Vitamin D maintains calcium and phosphorous homeostasis and promotes bone mineralization; however, its nonskeletal functions are increasingly being recognized. Recent evidence supports a role for vitamin D in reproductive potential, but few studies have investigated the potential effects of vitamin D on reproductive hormone biosynthesis and ovarian reserve.Objective:
The aim of this study was to determine the relationships between the serum level of vitamin D, reproductive hormone levels, and ovarian reserve in healthy nonobese women.Design:
This was a cross-sectional study.Setting:
The study was performed at the Fertility Center at CHA Medical Center.Participants:
Seventy-three healthy women volunteers participated in this study. The participants were nonobese parous women with regular menstrual cycles and no history of infertility.Main Outcome Measures:
We determined serum levels of vitamin D, steroid hormones, SHBG, ovarian reserve markers, homeostatic model assessment of insulin resistance index, and lipid profiles.Results:
In linear regression analysis adjusting for age, body mass index, homeostatic model assessment of insulin resistance, and lipid profile, serum vitamin D level positively correlated with total T (P < .001) and free androgen index (P < .001) but did not correlate with dehydroepiandrosterone sulfate or other steroid hormones. The spline regression-suggested relationship between 25-hydroxyvitamin D and total T was most pronounced at a 25-hydroxyvitamin D concentration greater than 13 ng/mL (β-coefficient 2.374, 95% confidence interval 1.435–3.313). The serum vitamin D level was not associated with the levels of ovarian reserve markers.Conclusion:
Our study revealed a positive correlation between serum vitamin D level and T level in healthy nonobese women, suggesting that vitamin D may increase fertility through the modulation of androgen activity.

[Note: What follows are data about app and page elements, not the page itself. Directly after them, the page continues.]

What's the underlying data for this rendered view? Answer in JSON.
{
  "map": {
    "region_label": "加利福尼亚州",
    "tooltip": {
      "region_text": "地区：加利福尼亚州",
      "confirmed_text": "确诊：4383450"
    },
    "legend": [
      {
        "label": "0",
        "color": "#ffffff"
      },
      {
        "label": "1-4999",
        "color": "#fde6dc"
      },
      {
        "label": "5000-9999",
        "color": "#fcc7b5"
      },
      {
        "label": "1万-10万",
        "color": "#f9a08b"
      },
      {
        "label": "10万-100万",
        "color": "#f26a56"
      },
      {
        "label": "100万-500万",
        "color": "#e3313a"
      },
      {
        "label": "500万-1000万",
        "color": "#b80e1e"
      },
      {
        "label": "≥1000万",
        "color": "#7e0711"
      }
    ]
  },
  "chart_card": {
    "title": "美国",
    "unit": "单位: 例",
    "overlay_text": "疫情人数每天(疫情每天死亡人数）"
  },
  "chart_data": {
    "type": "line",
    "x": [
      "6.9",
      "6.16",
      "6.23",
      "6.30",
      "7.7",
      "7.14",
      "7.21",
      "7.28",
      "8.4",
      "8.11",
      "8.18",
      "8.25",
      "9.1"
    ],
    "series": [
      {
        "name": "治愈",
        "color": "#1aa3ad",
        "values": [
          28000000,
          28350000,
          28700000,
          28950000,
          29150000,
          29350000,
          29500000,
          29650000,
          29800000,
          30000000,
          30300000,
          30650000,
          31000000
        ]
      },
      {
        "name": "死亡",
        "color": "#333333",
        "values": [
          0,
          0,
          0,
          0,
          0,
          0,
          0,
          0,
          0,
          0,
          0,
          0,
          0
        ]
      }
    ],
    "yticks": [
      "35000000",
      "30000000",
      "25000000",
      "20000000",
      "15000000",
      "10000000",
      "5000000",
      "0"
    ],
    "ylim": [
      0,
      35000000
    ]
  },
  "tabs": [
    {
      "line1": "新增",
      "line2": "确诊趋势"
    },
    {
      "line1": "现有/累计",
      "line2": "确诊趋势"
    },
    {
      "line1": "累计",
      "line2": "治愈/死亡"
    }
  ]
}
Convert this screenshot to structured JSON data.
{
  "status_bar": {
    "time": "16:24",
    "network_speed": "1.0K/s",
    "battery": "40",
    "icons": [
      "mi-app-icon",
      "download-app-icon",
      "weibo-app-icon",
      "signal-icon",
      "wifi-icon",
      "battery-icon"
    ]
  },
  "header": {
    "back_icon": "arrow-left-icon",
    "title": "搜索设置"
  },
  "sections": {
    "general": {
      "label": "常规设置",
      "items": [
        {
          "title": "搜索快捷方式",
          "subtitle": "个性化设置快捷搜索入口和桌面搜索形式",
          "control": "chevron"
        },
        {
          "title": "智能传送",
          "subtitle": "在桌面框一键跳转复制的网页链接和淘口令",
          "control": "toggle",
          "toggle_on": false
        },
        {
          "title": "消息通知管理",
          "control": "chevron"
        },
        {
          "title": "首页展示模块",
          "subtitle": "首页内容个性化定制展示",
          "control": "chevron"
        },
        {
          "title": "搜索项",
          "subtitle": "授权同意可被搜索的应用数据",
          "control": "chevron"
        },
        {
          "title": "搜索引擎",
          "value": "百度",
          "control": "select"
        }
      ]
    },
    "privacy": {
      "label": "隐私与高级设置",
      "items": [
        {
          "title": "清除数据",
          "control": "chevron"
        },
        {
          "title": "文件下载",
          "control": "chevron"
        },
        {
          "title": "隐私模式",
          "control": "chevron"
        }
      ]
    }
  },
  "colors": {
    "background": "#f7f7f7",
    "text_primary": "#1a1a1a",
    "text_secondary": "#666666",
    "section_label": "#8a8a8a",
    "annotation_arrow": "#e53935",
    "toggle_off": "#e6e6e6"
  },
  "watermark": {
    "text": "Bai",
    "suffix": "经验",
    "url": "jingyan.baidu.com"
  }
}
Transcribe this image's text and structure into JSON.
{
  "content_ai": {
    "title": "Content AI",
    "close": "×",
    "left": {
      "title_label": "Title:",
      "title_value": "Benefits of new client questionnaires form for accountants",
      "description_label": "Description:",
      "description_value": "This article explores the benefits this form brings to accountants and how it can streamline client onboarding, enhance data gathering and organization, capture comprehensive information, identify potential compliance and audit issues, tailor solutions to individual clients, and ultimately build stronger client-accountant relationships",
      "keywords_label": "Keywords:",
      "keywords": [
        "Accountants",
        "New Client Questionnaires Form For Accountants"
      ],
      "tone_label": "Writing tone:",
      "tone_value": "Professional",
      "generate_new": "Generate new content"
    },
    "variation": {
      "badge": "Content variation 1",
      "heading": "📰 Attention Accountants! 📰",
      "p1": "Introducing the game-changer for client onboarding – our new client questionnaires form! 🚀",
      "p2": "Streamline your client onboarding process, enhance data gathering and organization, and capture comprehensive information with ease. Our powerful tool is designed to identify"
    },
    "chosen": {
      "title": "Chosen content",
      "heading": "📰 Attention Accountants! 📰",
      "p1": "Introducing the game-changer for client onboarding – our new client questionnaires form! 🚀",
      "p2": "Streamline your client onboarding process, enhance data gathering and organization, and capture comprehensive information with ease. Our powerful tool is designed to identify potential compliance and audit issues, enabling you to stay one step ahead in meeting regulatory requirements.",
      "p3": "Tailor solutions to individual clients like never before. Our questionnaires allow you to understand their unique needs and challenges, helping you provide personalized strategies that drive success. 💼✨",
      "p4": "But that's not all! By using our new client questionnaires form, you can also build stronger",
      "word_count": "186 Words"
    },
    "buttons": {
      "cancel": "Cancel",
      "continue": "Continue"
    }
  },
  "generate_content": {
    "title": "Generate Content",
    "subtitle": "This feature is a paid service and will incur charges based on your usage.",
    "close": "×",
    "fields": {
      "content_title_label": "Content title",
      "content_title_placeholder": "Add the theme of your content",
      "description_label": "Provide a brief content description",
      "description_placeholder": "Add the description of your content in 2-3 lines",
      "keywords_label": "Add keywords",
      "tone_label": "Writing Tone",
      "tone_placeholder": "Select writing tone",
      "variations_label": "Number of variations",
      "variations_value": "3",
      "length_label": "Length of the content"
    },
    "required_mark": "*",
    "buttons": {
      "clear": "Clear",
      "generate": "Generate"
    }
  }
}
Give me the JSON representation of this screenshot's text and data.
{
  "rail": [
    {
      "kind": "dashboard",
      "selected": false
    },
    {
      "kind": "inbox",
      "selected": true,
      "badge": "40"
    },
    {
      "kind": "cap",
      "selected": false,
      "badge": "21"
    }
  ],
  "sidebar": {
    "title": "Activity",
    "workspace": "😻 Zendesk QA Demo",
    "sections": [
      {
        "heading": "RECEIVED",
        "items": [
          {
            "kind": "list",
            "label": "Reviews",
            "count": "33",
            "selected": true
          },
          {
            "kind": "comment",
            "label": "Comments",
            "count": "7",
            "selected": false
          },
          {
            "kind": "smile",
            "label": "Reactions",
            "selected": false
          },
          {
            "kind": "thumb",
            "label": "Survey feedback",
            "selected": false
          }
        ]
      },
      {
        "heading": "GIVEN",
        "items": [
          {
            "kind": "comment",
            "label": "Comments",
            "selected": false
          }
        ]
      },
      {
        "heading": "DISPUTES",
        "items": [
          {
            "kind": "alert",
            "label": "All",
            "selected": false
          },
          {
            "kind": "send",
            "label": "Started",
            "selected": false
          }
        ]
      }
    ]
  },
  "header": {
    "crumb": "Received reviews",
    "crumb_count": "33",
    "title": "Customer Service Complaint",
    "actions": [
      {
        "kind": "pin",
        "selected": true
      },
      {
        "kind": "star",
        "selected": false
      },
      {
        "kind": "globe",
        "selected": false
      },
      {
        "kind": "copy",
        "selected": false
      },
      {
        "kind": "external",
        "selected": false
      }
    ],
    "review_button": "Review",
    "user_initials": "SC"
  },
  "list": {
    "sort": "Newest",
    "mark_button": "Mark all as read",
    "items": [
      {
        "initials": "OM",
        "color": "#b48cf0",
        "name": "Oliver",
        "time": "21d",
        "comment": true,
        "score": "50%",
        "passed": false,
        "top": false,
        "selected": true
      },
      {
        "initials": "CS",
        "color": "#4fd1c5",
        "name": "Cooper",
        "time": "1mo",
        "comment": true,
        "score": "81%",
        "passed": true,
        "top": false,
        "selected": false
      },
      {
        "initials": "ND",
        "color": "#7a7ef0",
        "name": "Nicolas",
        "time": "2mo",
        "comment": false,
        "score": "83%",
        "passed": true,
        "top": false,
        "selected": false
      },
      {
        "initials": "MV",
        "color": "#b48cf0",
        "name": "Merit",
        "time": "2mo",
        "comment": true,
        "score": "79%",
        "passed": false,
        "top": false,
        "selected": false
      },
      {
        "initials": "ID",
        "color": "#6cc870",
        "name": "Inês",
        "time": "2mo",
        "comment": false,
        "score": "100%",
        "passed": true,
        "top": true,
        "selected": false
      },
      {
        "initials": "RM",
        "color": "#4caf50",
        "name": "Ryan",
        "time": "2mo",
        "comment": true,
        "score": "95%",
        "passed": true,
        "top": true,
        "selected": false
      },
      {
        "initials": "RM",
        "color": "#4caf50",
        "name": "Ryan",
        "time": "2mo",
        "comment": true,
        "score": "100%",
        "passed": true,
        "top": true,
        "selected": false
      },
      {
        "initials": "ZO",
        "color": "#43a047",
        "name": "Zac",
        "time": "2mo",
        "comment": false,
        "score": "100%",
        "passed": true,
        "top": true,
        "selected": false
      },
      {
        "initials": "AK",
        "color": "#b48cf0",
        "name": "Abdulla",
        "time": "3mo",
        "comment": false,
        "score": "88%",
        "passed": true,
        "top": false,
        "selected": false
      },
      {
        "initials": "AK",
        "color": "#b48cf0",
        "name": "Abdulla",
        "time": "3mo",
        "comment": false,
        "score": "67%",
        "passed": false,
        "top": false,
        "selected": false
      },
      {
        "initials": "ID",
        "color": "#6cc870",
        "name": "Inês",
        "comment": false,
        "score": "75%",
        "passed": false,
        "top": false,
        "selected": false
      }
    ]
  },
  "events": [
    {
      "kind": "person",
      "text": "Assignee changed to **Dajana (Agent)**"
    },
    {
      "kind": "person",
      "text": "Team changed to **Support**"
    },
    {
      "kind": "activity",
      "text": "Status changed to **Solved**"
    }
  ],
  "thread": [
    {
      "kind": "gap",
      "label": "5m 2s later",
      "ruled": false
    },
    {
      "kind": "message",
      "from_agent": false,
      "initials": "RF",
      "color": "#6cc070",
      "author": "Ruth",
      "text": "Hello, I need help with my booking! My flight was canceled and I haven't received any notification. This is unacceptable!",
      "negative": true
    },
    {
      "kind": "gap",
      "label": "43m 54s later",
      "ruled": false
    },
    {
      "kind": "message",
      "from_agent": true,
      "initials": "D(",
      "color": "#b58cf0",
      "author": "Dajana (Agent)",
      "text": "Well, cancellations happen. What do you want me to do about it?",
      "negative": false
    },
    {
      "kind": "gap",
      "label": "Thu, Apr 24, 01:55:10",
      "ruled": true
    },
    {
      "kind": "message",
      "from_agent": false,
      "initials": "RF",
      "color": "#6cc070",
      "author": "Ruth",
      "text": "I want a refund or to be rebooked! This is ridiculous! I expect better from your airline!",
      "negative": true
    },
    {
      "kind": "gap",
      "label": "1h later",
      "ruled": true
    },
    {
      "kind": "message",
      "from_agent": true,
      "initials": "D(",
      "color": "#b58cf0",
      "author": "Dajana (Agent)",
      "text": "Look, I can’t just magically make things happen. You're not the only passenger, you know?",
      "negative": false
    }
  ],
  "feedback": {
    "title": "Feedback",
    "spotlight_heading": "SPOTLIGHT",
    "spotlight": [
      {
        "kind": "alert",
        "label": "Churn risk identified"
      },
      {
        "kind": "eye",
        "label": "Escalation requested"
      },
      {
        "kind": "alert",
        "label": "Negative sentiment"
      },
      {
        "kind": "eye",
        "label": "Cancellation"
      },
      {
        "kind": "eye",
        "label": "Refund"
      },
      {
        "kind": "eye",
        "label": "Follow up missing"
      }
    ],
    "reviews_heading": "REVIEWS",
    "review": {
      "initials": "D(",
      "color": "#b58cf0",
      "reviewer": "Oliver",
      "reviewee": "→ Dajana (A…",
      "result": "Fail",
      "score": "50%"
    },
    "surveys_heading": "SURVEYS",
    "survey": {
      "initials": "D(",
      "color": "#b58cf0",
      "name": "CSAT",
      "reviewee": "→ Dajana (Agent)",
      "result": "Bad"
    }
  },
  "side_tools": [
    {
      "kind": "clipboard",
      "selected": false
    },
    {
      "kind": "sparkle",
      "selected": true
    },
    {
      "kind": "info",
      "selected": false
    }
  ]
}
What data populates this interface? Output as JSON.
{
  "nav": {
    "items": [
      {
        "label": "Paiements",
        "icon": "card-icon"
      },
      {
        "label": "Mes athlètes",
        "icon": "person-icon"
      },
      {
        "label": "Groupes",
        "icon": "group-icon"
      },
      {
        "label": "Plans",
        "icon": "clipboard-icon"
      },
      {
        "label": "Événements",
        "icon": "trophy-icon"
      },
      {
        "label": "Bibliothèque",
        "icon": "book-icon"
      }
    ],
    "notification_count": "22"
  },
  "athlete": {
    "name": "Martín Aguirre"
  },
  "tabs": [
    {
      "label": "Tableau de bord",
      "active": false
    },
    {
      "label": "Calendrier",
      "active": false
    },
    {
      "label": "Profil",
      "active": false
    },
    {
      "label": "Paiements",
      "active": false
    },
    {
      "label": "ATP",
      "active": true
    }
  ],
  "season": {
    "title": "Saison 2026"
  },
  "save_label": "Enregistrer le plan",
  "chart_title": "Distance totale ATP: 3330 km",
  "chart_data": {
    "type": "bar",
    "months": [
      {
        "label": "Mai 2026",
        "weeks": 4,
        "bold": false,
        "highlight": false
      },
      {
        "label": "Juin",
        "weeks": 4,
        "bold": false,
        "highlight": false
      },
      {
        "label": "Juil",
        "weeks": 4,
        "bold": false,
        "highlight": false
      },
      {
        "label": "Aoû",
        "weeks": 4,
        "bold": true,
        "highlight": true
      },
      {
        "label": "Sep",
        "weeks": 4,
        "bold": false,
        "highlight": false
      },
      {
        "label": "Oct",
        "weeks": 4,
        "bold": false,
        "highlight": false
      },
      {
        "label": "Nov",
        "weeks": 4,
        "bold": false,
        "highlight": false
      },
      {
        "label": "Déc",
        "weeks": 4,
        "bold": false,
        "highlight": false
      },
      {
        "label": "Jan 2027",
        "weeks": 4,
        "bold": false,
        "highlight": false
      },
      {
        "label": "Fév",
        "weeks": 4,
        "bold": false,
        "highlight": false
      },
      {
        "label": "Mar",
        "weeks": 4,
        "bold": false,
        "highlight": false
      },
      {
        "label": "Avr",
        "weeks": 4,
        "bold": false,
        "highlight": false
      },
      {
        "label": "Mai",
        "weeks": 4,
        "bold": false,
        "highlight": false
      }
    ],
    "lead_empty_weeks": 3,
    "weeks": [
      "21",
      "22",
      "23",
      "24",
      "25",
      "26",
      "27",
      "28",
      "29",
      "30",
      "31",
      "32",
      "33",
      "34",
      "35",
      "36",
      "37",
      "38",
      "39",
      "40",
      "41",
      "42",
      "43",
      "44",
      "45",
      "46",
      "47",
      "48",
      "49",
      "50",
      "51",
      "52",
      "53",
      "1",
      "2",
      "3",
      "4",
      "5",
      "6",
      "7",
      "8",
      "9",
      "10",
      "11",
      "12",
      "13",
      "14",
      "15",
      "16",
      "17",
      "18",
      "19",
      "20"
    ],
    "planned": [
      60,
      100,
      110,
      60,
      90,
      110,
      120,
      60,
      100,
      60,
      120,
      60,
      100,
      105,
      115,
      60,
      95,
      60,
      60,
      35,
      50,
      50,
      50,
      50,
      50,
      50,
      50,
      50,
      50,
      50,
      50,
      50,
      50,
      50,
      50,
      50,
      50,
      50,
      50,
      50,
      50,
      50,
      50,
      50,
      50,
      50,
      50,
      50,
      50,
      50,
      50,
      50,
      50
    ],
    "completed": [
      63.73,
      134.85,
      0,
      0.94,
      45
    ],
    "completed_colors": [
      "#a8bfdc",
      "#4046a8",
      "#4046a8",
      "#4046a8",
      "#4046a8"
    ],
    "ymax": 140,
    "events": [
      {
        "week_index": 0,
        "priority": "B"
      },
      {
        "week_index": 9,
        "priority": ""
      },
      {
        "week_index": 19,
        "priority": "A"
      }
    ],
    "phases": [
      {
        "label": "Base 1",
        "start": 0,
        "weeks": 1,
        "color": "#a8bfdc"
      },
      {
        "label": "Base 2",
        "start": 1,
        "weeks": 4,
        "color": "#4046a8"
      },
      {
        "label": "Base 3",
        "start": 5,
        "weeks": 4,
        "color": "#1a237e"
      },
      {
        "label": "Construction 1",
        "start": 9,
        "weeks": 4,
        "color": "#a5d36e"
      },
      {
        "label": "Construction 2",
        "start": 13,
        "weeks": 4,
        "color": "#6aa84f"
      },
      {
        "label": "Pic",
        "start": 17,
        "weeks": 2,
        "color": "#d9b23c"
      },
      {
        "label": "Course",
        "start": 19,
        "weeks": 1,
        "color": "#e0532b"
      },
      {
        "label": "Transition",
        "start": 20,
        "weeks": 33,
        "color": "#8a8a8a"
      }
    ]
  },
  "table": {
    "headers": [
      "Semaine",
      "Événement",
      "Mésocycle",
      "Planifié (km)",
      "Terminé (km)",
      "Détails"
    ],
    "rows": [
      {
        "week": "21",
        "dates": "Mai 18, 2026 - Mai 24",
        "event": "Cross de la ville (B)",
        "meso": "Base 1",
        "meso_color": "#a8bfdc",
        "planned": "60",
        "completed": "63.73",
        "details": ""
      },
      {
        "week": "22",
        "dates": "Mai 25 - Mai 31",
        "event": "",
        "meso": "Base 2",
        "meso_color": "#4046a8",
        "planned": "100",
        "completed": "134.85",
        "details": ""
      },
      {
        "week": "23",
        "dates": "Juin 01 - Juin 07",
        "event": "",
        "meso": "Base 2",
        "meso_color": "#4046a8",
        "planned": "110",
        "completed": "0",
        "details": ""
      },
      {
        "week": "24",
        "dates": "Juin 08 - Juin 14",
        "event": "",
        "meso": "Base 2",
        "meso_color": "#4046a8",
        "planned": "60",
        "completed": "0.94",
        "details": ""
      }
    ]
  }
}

The possible causality of the relationship between vitamin D and T deserves further investigation.